We’ve already seen the 9700X boasting better single-core performance than Intel’s 14th Gen, but how does it compare to its Ryzen counterpart from last gen? Well, skipping by the APU-based 8000 series, we can now compare benchmarks for the 9700X and 7700X, and it looks like great news for next-gen – especially thanks to a much lower 65W TDP.

9700X is nearly 14% faster than 7700 in single-core benchmark

So, with benchmark results appearing online for the Ryzen 7 9700X, let’s see how it performed. The single-core and multi-core scores are in; below you’ll see it compared to last-gen’s 7700X CPU benchmark scores.

BenchmarkAMD Ryzen 7 9700XAMD Ryzen 7 7700X

Both are 8-core, 16-thread processors which are based on the AM5 socket. The 9900X boasts a max 5.5GHz clock speed compared to the 7700X’s 5.4GHz, not a huge difference, but it is reflected in the single-core performance, which is up just under 14% percent.

9700X offers a much lower TDP than 7700X unless

AMD Ryzen 9000 series processors specs and release window, source: AMD

As reflected in the table above, and AMD’s official announcement for the 9000 series, the 9700X will feature a modest 65W TDP. This is in stark comparison to the 7700X which has a less efficient 105W, making it harder to keep cool.

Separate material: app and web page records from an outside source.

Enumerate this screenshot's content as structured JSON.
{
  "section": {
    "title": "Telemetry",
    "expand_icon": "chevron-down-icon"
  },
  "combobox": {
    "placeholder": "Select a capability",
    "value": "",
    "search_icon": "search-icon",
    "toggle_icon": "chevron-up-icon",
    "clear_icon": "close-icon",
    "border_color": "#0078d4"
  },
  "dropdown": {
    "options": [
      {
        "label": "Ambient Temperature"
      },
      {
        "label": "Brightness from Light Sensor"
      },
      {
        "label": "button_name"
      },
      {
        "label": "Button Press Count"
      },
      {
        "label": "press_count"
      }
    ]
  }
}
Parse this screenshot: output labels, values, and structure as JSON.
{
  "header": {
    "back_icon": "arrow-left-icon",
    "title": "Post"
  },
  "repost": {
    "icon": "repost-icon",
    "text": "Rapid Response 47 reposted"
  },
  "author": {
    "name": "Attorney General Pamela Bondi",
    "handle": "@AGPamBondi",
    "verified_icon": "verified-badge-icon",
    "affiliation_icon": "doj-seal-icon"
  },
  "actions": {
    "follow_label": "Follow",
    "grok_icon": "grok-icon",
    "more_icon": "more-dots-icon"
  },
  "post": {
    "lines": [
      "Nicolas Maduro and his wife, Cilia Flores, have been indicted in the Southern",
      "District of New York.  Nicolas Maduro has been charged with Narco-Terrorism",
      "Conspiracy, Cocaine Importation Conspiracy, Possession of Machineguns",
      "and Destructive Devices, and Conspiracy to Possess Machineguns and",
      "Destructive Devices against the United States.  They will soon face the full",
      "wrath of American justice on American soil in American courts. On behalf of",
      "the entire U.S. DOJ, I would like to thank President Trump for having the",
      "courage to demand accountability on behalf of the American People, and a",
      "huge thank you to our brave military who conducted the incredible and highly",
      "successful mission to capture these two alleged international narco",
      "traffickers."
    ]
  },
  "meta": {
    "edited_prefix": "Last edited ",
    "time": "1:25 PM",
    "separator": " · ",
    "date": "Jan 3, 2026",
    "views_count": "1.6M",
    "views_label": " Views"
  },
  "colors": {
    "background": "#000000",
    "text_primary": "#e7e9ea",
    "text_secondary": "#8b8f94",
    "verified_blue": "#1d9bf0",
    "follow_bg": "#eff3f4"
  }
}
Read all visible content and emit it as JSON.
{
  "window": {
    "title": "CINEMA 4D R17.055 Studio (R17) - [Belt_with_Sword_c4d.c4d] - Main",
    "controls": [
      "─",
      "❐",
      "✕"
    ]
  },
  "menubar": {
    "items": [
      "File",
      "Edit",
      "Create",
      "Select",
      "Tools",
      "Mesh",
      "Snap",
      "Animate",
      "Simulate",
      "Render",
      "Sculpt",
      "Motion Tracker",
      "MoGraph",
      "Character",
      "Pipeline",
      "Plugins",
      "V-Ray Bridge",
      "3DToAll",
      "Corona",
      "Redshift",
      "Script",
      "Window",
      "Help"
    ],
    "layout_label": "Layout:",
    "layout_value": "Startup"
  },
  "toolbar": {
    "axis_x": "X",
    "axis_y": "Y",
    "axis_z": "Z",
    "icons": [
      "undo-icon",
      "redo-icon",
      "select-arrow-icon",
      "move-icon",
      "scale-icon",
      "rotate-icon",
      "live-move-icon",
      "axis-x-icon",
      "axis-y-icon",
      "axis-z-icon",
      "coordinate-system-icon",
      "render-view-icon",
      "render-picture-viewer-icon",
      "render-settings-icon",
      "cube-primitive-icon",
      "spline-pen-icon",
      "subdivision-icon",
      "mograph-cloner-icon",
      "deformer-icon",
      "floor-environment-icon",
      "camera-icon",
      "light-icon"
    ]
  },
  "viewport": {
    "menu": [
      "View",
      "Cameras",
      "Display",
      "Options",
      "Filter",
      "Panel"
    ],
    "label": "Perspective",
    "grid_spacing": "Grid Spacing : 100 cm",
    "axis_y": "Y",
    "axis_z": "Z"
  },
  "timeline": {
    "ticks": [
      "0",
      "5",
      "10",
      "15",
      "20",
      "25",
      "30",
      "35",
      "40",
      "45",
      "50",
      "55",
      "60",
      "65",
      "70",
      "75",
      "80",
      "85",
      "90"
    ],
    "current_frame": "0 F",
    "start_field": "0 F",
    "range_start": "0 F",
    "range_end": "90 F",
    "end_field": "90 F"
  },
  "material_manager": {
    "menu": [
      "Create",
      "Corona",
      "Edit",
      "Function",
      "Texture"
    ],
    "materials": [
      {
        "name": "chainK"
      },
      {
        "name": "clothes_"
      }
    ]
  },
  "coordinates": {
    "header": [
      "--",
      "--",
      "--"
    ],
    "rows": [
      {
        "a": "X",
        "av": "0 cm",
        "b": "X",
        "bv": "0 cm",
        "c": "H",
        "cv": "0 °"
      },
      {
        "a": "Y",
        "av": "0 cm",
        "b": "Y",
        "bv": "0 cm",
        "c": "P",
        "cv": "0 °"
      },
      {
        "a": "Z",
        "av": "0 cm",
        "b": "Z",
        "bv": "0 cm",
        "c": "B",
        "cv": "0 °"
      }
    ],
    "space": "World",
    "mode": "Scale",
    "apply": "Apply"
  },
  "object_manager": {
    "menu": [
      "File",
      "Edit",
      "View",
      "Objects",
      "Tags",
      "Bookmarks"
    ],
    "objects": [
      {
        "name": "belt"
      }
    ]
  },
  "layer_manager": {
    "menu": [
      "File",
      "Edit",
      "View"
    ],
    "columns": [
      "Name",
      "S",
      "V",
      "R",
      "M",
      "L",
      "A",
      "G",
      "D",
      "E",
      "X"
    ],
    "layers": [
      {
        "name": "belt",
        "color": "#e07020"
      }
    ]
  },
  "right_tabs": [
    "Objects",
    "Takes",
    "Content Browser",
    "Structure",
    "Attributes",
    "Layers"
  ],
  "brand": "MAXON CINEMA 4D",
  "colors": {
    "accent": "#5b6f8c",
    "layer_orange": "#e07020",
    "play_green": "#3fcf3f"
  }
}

If you’re the kind of person who values low temperatures without spending a fortune on high-end cooling solutions, this is a big selling point.

The only caveat is that AMD could be making a last-minute TDP change to the 9700X, but this doesn’t seem evident in these benchmarks just yet. The maximum frequency remains the same as what AMD first advertised – something that could see a boost as a result of power usage changes. We’ll have to keep an eye on further benchmarks for now, but it’s a promising start.

At PC Guide, Jack is mostly responsible for reporting on hardware deals. He also specializes in monitors, TVs, and headsets and can be found putting his findings together in a review or best-of guide.